“Based on a true story” is the inescapable concept behind “Eduart,” an earnest crime drama where redemption is dangled like a carrot on a stick. Tale of an Albanian Joe getting into funny business in Athens and then paying the price for another crime back home features fine performances and Juergen Juerges’ expert lensing, but director-writer Angeliki Antoniou pushes too hard for a moralizing message. Pic cleaned up the awards for Greek films at the Thessaloniki fest and will probably travel the circuit, thanks in part to German backing.
Young, handsome and intense Eduart (Eshref Durmishi) came to Athens to be a rock star. But prospects for an illegal Albanian immigrant aren’t high in Greece, and he winds up hustling in a gay bar. Overcome with revulsion at his first client, Eduart kills the guy and runs back to Albania and the family home he fled two years earlier.
Mom and sis Natasha (Ermela Teli) are happy to see him, but army guy dad (Ndricim Xhepa) is still ticked off that Eduart stole money from his mother’s workplace before leaving. He fingers his son to the cops, and Eduart immediately gets trundled off to prison.
Eduart’s early days in Albanian stir are the stuff of countless slammer pics: He’s befriended by a kindly cellmate (Adrian Aziri) and terrorized by the rest. After Eduart’s bad attitude results in (surprise!) being sodomized by the tough guys, he’s brought to the prison infirmary, run by mysterious loner Dr. Erdmann (Andre Hennicke).
The good doctor, who’s also a prisoner (despite being a German national), is working off a major case of guilt along with his sentence. Eduart, on the other hand, feels no guilt and hasn’t even admitted to his crime. But under the influence of Erdmann’s noble suffering, Eduart slowly sees that inner peace may be possible.
In a rare case of a fugitive turning himself in, the real-life Eduart is currently serving his prison sentence for murder in Greece. Antoniou paints him as a basically decent guy with an impossible dream: Wounded when his castle in the air came crashing down, he committed the ultimate sin.
But for a film supposedly delving into motivation, there’s not much nuanced psychology. A Bible-quoting scene, along with other religious imagery, feels way too preachy.
Still, pic nicely captures the hopelessness of life in late ’90s Albania and, as Eduart, relative newcomer Durmishi does a fine job conveying the surprise of a hardened man discovering he still has sensitive areas in his soul.
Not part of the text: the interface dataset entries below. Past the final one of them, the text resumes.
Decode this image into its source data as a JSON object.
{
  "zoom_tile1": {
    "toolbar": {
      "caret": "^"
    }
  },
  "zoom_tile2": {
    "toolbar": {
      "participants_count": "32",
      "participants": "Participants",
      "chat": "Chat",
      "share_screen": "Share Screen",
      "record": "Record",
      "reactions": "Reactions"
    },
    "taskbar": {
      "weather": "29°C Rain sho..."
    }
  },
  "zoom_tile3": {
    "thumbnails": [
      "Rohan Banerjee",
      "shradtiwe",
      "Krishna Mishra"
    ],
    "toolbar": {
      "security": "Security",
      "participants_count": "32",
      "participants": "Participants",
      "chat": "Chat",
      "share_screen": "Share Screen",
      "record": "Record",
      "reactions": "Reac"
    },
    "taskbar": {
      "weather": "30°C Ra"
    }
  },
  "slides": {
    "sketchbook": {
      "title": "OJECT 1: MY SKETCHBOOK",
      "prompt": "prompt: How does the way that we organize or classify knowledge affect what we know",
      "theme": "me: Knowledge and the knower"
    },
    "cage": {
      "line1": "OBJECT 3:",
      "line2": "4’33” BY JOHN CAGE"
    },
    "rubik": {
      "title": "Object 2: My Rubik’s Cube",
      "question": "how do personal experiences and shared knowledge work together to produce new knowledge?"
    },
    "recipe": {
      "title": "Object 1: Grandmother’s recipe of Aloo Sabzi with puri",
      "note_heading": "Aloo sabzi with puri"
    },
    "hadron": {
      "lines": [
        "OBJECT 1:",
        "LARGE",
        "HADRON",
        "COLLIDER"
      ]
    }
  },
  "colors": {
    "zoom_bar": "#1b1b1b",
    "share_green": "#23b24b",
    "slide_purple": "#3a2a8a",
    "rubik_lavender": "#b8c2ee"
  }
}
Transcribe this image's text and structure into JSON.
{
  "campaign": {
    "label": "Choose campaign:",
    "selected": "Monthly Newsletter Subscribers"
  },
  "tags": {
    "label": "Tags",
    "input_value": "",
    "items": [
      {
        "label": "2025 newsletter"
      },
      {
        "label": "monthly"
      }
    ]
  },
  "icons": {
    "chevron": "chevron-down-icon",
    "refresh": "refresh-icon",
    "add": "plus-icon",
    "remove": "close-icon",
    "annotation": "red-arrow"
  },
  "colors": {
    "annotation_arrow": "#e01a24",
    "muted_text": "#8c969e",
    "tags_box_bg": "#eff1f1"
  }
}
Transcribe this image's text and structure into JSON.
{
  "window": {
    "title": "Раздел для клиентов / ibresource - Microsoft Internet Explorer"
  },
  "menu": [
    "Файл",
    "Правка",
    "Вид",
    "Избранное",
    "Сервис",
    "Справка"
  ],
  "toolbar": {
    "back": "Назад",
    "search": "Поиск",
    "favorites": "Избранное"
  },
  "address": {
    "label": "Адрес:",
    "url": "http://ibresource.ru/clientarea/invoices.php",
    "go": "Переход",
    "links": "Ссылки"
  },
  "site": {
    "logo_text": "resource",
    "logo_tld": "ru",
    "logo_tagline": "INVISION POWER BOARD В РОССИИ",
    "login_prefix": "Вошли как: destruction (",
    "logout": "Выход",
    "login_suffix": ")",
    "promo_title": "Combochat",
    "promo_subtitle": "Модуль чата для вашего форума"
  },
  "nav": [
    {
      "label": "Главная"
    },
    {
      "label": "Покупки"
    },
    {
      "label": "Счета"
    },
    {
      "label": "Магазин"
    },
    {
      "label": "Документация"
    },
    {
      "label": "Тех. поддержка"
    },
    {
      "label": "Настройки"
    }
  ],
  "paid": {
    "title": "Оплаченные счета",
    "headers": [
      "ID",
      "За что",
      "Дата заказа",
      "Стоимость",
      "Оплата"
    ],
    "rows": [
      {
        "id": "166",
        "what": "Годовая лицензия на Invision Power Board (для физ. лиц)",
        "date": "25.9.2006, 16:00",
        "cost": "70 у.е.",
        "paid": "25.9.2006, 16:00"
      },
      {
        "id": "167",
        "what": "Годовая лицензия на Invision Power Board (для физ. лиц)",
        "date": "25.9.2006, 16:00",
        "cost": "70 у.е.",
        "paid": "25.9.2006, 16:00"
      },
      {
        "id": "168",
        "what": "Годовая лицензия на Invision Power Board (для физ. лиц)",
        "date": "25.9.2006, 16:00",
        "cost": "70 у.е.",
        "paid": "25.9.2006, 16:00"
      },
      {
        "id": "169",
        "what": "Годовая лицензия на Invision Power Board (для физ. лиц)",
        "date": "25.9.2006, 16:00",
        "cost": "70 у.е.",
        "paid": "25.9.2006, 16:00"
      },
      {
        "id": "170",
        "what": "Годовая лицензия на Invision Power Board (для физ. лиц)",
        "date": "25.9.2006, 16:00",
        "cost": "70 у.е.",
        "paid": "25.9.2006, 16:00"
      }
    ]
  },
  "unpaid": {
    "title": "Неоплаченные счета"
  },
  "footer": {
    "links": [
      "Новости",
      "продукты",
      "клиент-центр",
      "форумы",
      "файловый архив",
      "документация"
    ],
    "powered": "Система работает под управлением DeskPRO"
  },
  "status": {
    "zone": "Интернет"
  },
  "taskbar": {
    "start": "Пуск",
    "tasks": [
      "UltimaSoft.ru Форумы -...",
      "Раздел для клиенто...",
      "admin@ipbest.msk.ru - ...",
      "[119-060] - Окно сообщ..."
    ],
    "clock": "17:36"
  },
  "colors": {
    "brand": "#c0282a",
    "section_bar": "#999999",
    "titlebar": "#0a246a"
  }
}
Ace d.p. Juerges gives the drama texture even when it’s not always apparent in the dialogue; outdoor shots are particularly handsomely mounted. Music is occasionally over-sentimental.